The internal role will be that of chief digital officer, who will focus on Mercer’s digital investments to increase efficiency and deliver a better customer experience. Both efficiency and customer experience are increasingly crucial functions in the contemporary market, where customer demands are growing in intensity and complexity by the day.

The second role, according to Laddha, will be that of a digital transformation officer of sorts, who will facilitate the digitalisation of Mercer’s clients. This position entails knowledge of organisational structure and design, and familiarity with digital tools and strategy to enable effective changes.

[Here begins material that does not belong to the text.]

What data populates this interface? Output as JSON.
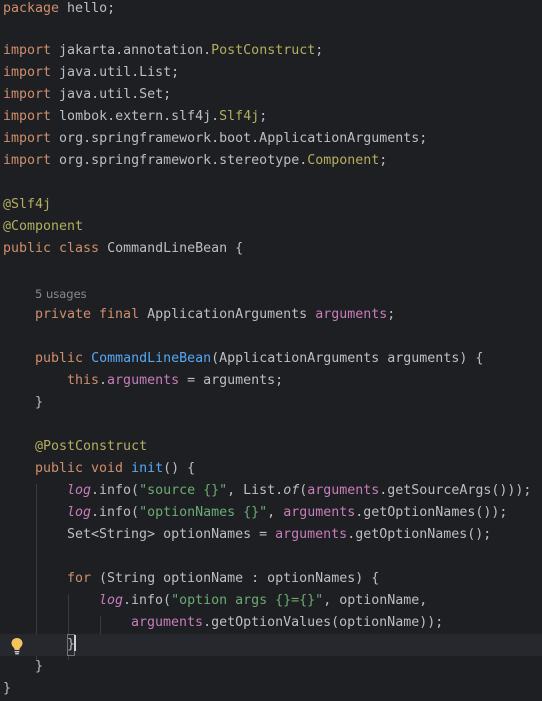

“The person in this role will have to identify the right kind of talent and resources to lead business and technology transformations that our client is undertaking and help them build a roadmap for implementing changes to the organisation structure, role design, workforce planning, skill set, or rewards interventions,” explained Laddha in discussion with news outlet Quartz.

Arvind Laddha, CEO Mercer India

Laddha’s analysis of Mercer’s own needs in a new era come against the backdrop of industry-wide research from Quartz on the jobs that will be crucial over the next few years or decades, and how companies are preparing for this scenario. The research speaks to the concerns around the impact that the rapid permeation of tech will have on jobs.

On the one hand, technologies such as artificial intelligence and automation are expected to replace dozens of jobs in years to come. On the other hand, experts predict that a new breed of jobs is likely to emerge that will require working in collaboration with technology. Big Four firm EY predicted recently that one in ten jobs in India is expected to be entirely new over the next half a decade.

“The future of work is inextricably linked to extraordinary shifts in technology and human capital. Like all other organisations, we need to be able to embrace these changes to compete effectively. The future demands new skills and changed mindsets. Both of these roles are multidimensional and require a balance of technical expertise with the ability to lead change with empathy and maturity, which could make them difficult to staff,” said Laddha.

The roles delineated by Laddha align with the philosophy Mercer appears to be embodying across its global operations. Last year, Mercer global CEO Martine Ferland stressed the importance that the workforce has in reaching the economic potential that digitalisation has to offer.